This is one of the works that most inspired me years ago in my reading and writing. It’s a personal favorite, and though it’s difficult, having gotten a bit older and wiser from when I first read it, to still have the same enthusiasm for it as I once did, it’s a charming work whose strange history has fascinated me for years. The book is unfinished, but in it a radical new kind of poetry is postulated in which science, art and history are combined in an attempt to synthesize a holistic modern world-view.

This should, I believe, provide you with sufficient diversion for now. As I created the list it a natural order suggested itself to me, but if any of the books I’ve described appeal to you, there are no rules to how or when they should be read. We sometimes hear of the decline of the novel, as if it is a symptom of something else going on with our culture, but I believe the causation may be in fact reversed. As later novels of the 20th century struggle to integrate their subjective-confessional components by means of an overarching architecture of narrative mitigation, they not only degrade the art form but degrade our very ability to form a coherent society. What sort of future the novel has I can’t say I know, but no matter the direction that literature takes in the future, the study of the novel will remain fundamental to understanding the emergence and functioning of our modern social consciousness.

If you would like to extend this list a bit, I would also recommend the following works:

  1. The History of Rasselas, Prince of Abissinia by Samuel Johnson
  2. The Princesse de Cleves by Madame de Lafayette
  3. The Tales of Hoffmann
  4. An Ethiopian Romance by Heliodorus
  5. The Expedition of Humphry Clinker by Tobias Smollett

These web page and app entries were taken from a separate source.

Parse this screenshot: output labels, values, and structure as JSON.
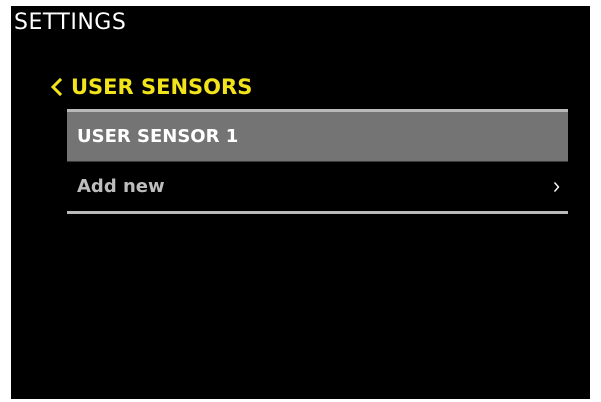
{
  "header": {
    "title": "SETTINGS"
  },
  "nav": {
    "back_label": "USER SENSORS"
  },
  "menu": {
    "items": [
      {
        "label": "USER SENSOR 1",
        "selected": true
      },
      {
        "label": "Add new",
        "selected": false,
        "has_submenu": true
      }
    ]
  },
  "colors": {
    "background": "#000000",
    "accent": "#f2e41a",
    "selected_row": "#747474",
    "rule": "#b9b9b9",
    "text_primary": "#ffffff",
    "text_secondary": "#bdbdbd"
  },
  "icons": {
    "back": "chevron-left-icon",
    "submenu": "chevron-right-icon"
  }
}
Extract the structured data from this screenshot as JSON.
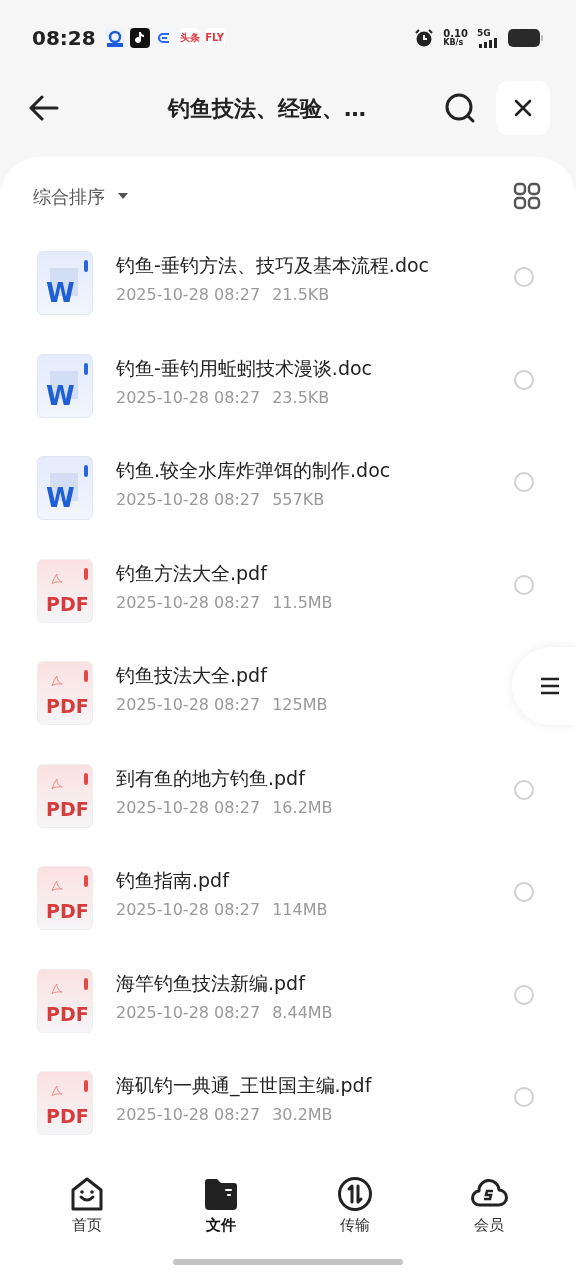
{
  "status_bar": {
    "time": "08:28",
    "app_icons": [
      {
        "kind": "circle"
      },
      {
        "kind": "note"
      },
      {
        "kind": "letter"
      },
      {
        "kind": "label",
        "text": "头条"
      },
      {
        "kind": "label",
        "text": "FLY"
      }
    ],
    "speed": "0.10",
    "speed_unit": "KB/s",
    "network": "5G"
  },
  "header": {
    "title": "钓鱼技法、经验、…"
  },
  "toolbar": {
    "sort": "综合排序"
  },
  "files": [
    {
      "kind": "doc",
      "icon_label": "W",
      "name": "钓鱼-垂钓方法、技巧及基本流程.doc",
      "date": "2025-10-28 08:27",
      "size": "21.5KB",
      "selected": false
    },
    {
      "kind": "doc",
      "icon_label": "W",
      "name": "钓鱼-垂钓用蚯蚓技术漫谈.doc",
      "date": "2025-10-28 08:27",
      "size": "23.5KB",
      "selected": false
    },
    {
      "kind": "doc",
      "icon_label": "W",
      "name": "钓鱼.较全水库炸弹饵的制作.doc",
      "date": "2025-10-28 08:27",
      "size": "557KB",
      "selected": false
    },
    {
      "kind": "pdf",
      "icon_label": "PDF",
      "name": "钓鱼方法大全.pdf",
      "date": "2025-10-28 08:27",
      "size": "11.5MB",
      "selected": false
    },
    {
      "kind": "pdf",
      "icon_label": "PDF",
      "name": "钓鱼技法大全.pdf",
      "date": "2025-10-28 08:27",
      "size": "125MB"
    },
    {
      "kind": "pdf",
      "icon_label": "PDF",
      "name": "到有鱼的地方钓鱼.pdf",
      "date": "2025-10-28 08:27",
      "size": "16.2MB",
      "selected": false
    },
    {
      "kind": "pdf",
      "icon_label": "PDF",
      "name": "钓鱼指南.pdf",
      "date": "2025-10-28 08:27",
      "size": "114MB",
      "selected": false
    },
    {
      "kind": "pdf",
      "icon_label": "PDF",
      "name": "海竿钓鱼技法新编.pdf",
      "date": "2025-10-28 08:27",
      "size": "8.44MB",
      "selected": false
    },
    {
      "kind": "pdf",
      "icon_label": "PDF",
      "name": "海矶钓一典通_王世国主编.pdf",
      "date": "2025-10-28 08:27",
      "size": "30.2MB",
      "selected": false
    }
  ],
  "bottom_nav": [
    {
      "kind": "home",
      "label": "首页",
      "selected": false
    },
    {
      "kind": "folder",
      "label": "文件",
      "selected": true
    },
    {
      "kind": "transfer",
      "label": "传输",
      "selected": false
    },
    {
      "kind": "vip",
      "label": "会员",
      "selected": false
    }
  ]
}
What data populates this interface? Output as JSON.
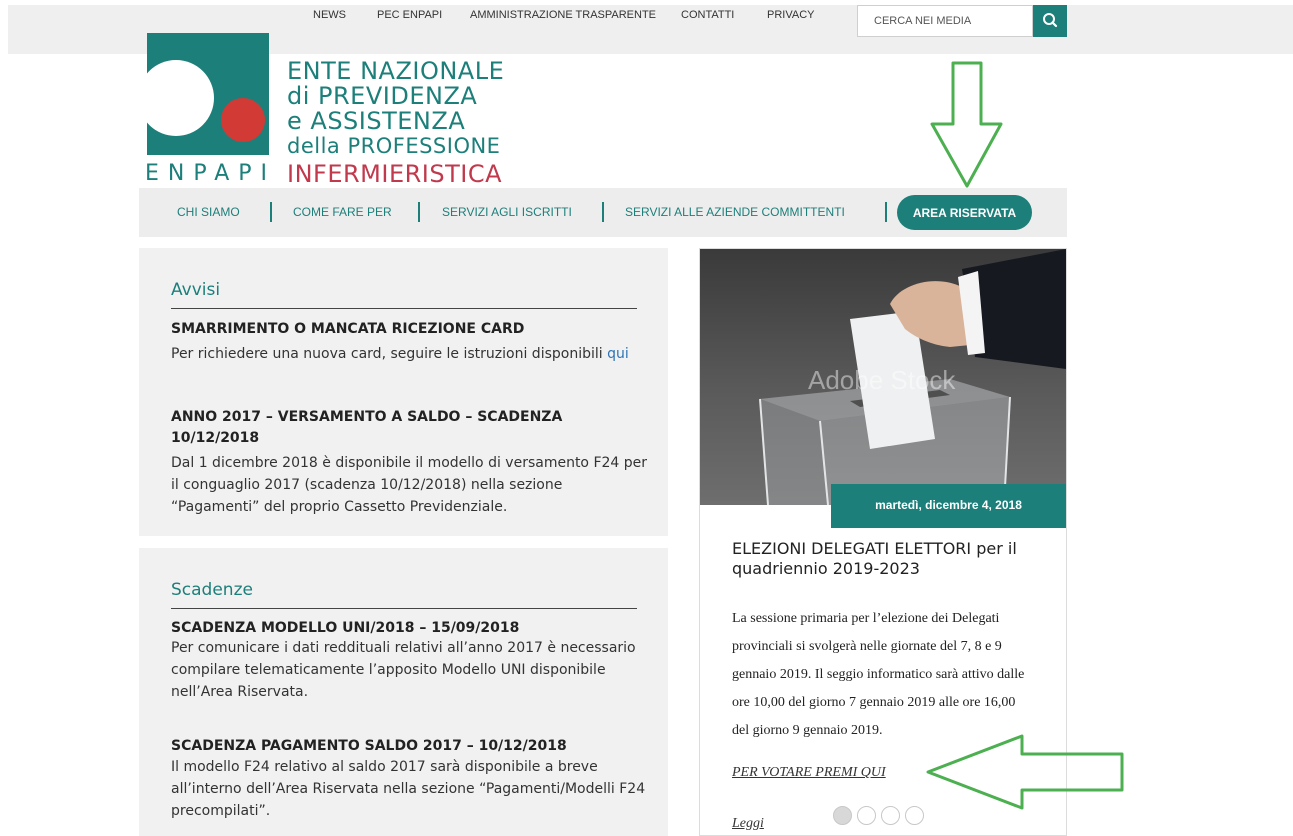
{
  "topnav": {
    "items": [
      "NEWS",
      "PEC ENPAPI",
      "AMMINISTRAZIONE TRASPARENTE",
      "CONTATTI",
      "PRIVACY"
    ],
    "search_placeholder": "CERCA NEI MEDIA"
  },
  "logo": {
    "lines": [
      "ENTE NAZIONALE",
      "di PREVIDENZA",
      "e ASSISTENZA",
      "della PROFESSIONE"
    ],
    "acronym": "ENPAPI",
    "last_line": "INFERMIERISTICA"
  },
  "mainnav": {
    "items": [
      "CHI SIAMO",
      "COME FARE PER",
      "SERVIZI AGLI ISCRITTI",
      "SERVIZI ALLE AZIENDE COMMITTENTI"
    ],
    "area_button": "AREA RISERVATA"
  },
  "avvisi": {
    "title": "Avvisi",
    "item1_title": "SMARRIMENTO O MANCATA RICEZIONE CARD",
    "item1_text": "Per richiedere una nuova card, seguire le istruzioni disponibili",
    "item1_link": "qui",
    "item2_title": "ANNO 2017 – VERSAMENTO A SALDO – SCADENZA 10/12/2018",
    "item2_text": "Dal 1 dicembre 2018 è disponibile il modello di versamento F24 per il conguaglio 2017 (scadenza 10/12/2018) nella sezione “Pagamenti” del proprio Cassetto Previdenziale."
  },
  "scadenze": {
    "title": "Scadenze",
    "item1_title": "SCADENZA MODELLO UNI/2018 – 15/09/2018",
    "item1_text": "Per comunicare i dati reddituali relativi all’anno 2017 è necessario compilare telematicamente l’apposito Modello UNI disponibile nell’Area Riservata.",
    "item2_title": "SCADENZA PAGAMENTO SALDO 2017 – 10/12/2018",
    "item2_text": "Il modello F24 relativo al saldo 2017 sarà disponibile a breve all’interno dell’Area Riservata nella sezione “Pagamenti/Modelli F24 precompilati”."
  },
  "news_card": {
    "watermark": "Adobe Stock",
    "date": "martedì, dicembre 4, 2018",
    "title": "ELEZIONI DELEGATI ELETTORI per il quadriennio 2019-2023",
    "text": "La sessione primaria per l’elezione dei Delegati provinciali si svolgerà nelle giornate del 7, 8 e 9 gennaio 2019. Il seggio informatico sarà attivo dalle ore 10,00 del giorno 7 gennaio 2019 alle ore 16,00 del giorno 9 gennaio 2019.",
    "vote_link": "PER VOTARE PREMI QUI",
    "read_more": "Leggi",
    "slides_total": 4,
    "slide_active": 1
  },
  "colors": {
    "brand_teal": "#1d7f7a",
    "logo_red": "#d23a35",
    "arrow_green": "#4caf50"
  }
}
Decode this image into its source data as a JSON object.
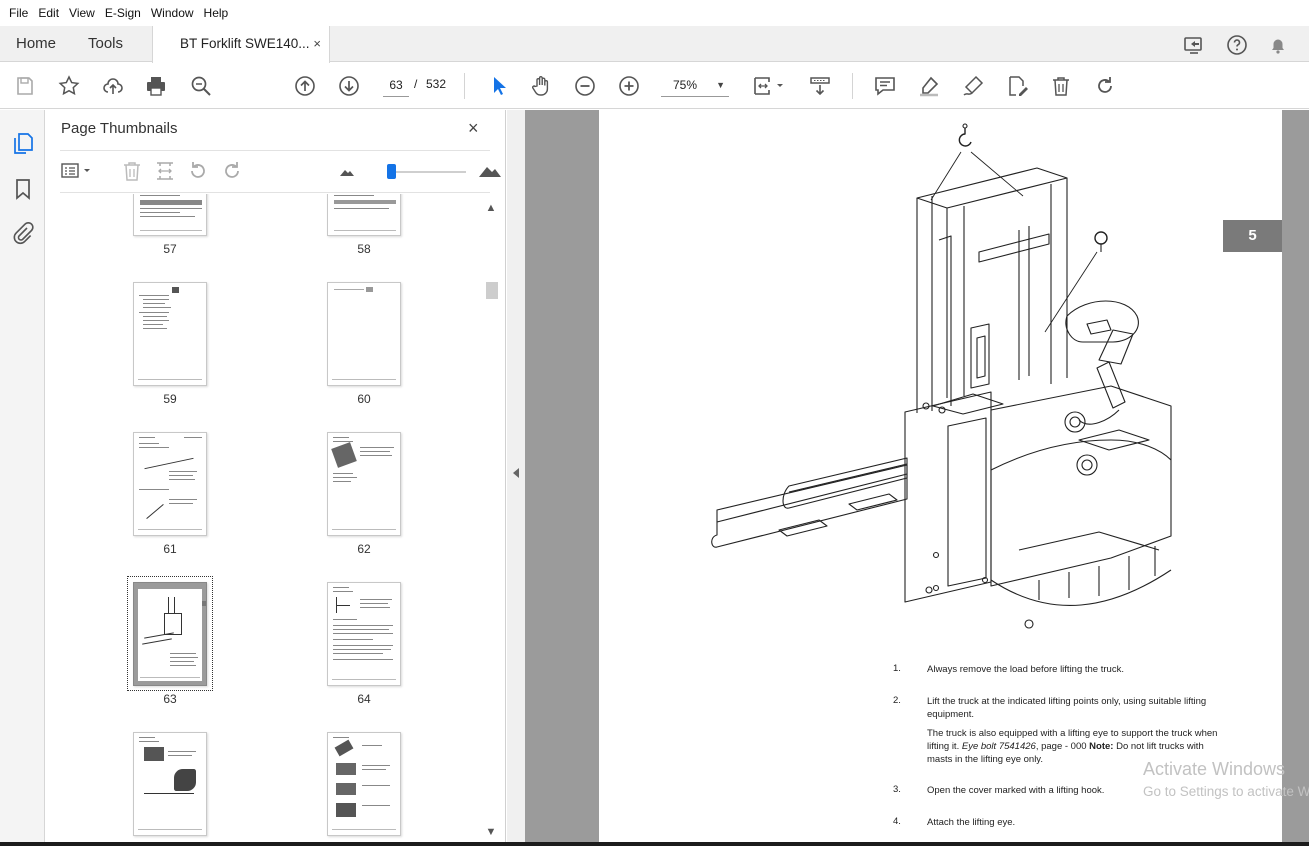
{
  "menu": [
    "File",
    "Edit",
    "View",
    "E-Sign",
    "Window",
    "Help"
  ],
  "tabs": {
    "home": "Home",
    "tools": "Tools",
    "document": "BT Forklift SWE140...",
    "close": "×"
  },
  "toolbar": {
    "current_page": "63",
    "separator": "/",
    "total_pages": "532",
    "zoom": "75%"
  },
  "thumbnail_panel": {
    "title": "Page Thumbnails",
    "close": "×",
    "thumbs": [
      {
        "label": "57"
      },
      {
        "label": "58"
      },
      {
        "label": "59"
      },
      {
        "label": "60"
      },
      {
        "label": "61"
      },
      {
        "label": "62"
      },
      {
        "label": "63"
      },
      {
        "label": "64"
      },
      {
        "label": ""
      },
      {
        "label": ""
      }
    ],
    "selected_page": "63"
  },
  "document": {
    "chapter_tab": "5",
    "steps": [
      {
        "num": "1.",
        "text": "Always remove the load before lifting the truck."
      },
      {
        "num": "2.",
        "text": "Lift the truck at the indicated lifting points only, using suitable lifting equipment."
      },
      {
        "num": "",
        "text_a": "The truck is also equipped with a lifting eye to support the truck when lifting it. ",
        "text_b": "Eye bolt 7541426",
        "text_c": ", page  - 000 ",
        "text_d": "Note:",
        "text_e": " Do not lift trucks with masts in the lifting eye only."
      },
      {
        "num": "3.",
        "text": "Open the cover marked with a lifting hook."
      },
      {
        "num": "4.",
        "text": "Attach the lifting eye."
      }
    ]
  },
  "watermark": {
    "line1": "Activate Windows",
    "line2": "Go to Settings to activate Windows."
  },
  "colors": {
    "accent": "#1473e6",
    "chapter_tab": "#7a7a7a",
    "doc_background": "#9b9b9b"
  }
}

Hopefully this will satisfy those in search of book recommendations for a while, and if not, there are always more books to be had, so fret not friends.

Leave a Reply

God Created Twitter to Train the Faithful.